By PATRICK HUNTER
There is an old saying that has, at times, proven itself over the years. ‘Better the devil you know, than the devil you don’t.’ But this is one time when the preference would be anyone but the devil I know. Finally, once more, the opportunity to set aside buffoonery in the leadership of this city will be in our hands – we can only hope.
John Tory, the former Ontario PC leader and a former candidate for mayor of Toronto, has now made it official. He will seek to replace Rob Ford in the upcoming municipal election slated for this fall.
Also joining the slowly growing list of candidates this week was Councillor Karen Stintz, the former TTC chair who resigned that post to become a candidate.
Including Ford, the list of high profile candidates now stands at four. A former councillor and budget chief, David Soknacki, was one of the early ones to announce his candidacy.
There is still room for other candidates for mayor. Toronto has always had a long list of candidates – some were serious contenders, others were just along for the ride, and yet some to bring a touch of levity or ridicule to the process.
One of the anticipated big name potential candidates has yet to declare her intentions. Federal NDP MP and former Toronto city councillor Olivia Chow has been courted and has confirmed that she is thinking about it. I expect that we will get her decision, one way or the other, very soon. Should Chow enter the race – and polls done by Toronto’s daily media indicate that she would enter the race as the frontrunner – it sets up for me a slate of candidates that have the potential to restore a sense of responsible leadership that has been missing for the last three years.

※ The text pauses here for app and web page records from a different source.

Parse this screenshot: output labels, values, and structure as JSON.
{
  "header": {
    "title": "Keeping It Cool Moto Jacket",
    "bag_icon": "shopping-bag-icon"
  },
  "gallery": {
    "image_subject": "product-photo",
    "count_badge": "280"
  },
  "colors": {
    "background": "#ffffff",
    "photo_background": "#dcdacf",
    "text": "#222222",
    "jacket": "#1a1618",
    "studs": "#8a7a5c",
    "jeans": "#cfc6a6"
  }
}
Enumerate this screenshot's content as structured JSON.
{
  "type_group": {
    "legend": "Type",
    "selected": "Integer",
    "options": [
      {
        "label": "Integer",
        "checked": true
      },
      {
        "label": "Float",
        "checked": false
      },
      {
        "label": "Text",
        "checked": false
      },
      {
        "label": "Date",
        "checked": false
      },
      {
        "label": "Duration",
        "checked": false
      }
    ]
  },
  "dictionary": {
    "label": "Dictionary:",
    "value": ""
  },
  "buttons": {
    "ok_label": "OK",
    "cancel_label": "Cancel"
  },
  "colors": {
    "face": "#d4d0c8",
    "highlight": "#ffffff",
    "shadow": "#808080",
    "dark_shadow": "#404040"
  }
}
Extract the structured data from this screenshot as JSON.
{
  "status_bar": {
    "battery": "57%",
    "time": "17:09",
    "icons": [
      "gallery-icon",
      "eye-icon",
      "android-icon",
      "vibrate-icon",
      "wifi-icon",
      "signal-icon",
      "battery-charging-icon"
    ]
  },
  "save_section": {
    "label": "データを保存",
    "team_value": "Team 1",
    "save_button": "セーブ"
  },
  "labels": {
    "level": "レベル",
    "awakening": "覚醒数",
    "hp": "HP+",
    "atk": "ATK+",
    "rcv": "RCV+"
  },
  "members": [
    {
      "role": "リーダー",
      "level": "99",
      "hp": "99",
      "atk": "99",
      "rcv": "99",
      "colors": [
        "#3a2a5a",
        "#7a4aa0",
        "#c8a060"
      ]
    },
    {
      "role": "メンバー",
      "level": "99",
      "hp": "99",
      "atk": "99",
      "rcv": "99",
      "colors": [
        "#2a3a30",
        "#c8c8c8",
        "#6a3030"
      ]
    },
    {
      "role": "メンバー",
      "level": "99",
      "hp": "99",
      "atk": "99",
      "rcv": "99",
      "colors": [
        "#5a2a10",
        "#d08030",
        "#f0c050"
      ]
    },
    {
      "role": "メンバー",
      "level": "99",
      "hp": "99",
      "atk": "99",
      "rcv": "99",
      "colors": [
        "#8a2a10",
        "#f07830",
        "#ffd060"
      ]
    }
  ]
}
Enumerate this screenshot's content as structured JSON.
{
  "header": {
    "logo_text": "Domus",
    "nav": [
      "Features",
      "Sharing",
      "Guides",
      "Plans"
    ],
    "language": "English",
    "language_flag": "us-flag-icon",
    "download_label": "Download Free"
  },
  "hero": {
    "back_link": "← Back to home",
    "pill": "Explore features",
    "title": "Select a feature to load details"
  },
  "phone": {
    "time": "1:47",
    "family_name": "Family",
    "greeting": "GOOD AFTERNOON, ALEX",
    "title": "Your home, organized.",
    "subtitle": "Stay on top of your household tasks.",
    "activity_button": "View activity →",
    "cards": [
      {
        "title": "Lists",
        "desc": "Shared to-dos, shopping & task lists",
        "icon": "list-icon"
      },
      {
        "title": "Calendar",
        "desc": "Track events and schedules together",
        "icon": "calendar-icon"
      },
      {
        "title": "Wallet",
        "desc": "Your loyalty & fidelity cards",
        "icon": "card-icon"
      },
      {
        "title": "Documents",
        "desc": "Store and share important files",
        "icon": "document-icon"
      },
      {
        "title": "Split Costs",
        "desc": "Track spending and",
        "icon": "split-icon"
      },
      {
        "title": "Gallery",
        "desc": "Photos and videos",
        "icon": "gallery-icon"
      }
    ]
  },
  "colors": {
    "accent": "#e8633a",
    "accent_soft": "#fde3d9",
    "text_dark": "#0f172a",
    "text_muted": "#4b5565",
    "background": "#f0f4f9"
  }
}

So far, all the high profile declared candidates represent a conservative flavour both in thinking and in political affiliation. Chow’s candidacy would likely reflect a centre-left view in both areas.
One of the big issues that seemed to cause the greatest confusion and one that is sorely lacking in leadership is the transit issue. Do we build subways or light–rail transit? How do we pay for it? Let’s face it, the auto industry is very important to the Ontario economy, which in turn affects the City of Toronto’s economy. Selling and buying cars help to keep the economy moving. Part of the problem is that we are running out of room to accommodate the increasing population of cars on our roads and in our downtown parking lots.
But, more significantly, is the fact that the vast majority of the population cannot afford a car. The vast majority of the population working in Toronto rely heavily on mass transit. That means that the majority of employees need and depend on accessible reliable transit service to get to where they need to be to make their contributions to the economy. It is necessary then, and only governments have the capacity to do this, to facilitate that key infrastructure to guarantee that movement of people. It is therefore necessary for governments to look into the future and, based on facts and reasonable probabilities, plan to ensure that the capacity to move masses of people is met. That sense of planning seems to have been lost.
There is a historical basis for this in part. It goes back to the Mike Harris government in the mid-to-late nineties. The previous government led by Bob Rae had undertaken the building of a new subway route along Eglinton Avenue. In comes Mike Harris and, in his zeal to cut government expenditures, decided to cancel the subway, filling in the subway path under construction. In the meantime, he also decided to amalgamate the six municipalities that made up the Municipality of Toronto into one big city. These moves changed the planning focus but not the plans. He downloaded many of the responsibilities of running the city, making it responsible for providing services without the normal level of financial transfers required to maintain and improve services.
The pie available for the support of key services was reduced, which in turn meant that choices had to be made. Expanding transit therefore took a beating.
We are now at a point in our history where transit is vastly proving to be inadequate. It has not kept pace with the growth of the city. Whether the original transit plans of the ’90s would be adequate now is one of those arguments which would be meaningless, with the exception that it demonstrates the consequences of a lack of sound forward planning, sticking to it while making adjustments within reasonable contingencies for changes.
So, at the beginning of the current council term, a spanner was thrown into the works of what appeared to have been a settled growth pattern for rapid transit. Turf wars opened up between the city’s and the province’s transit planning groups. The result is that some aspects of the plan appear to be in disarray.
One can only hope that under new leadership, which must change, we will return to a responsible and accountable council that will provide reliable and serious leadership.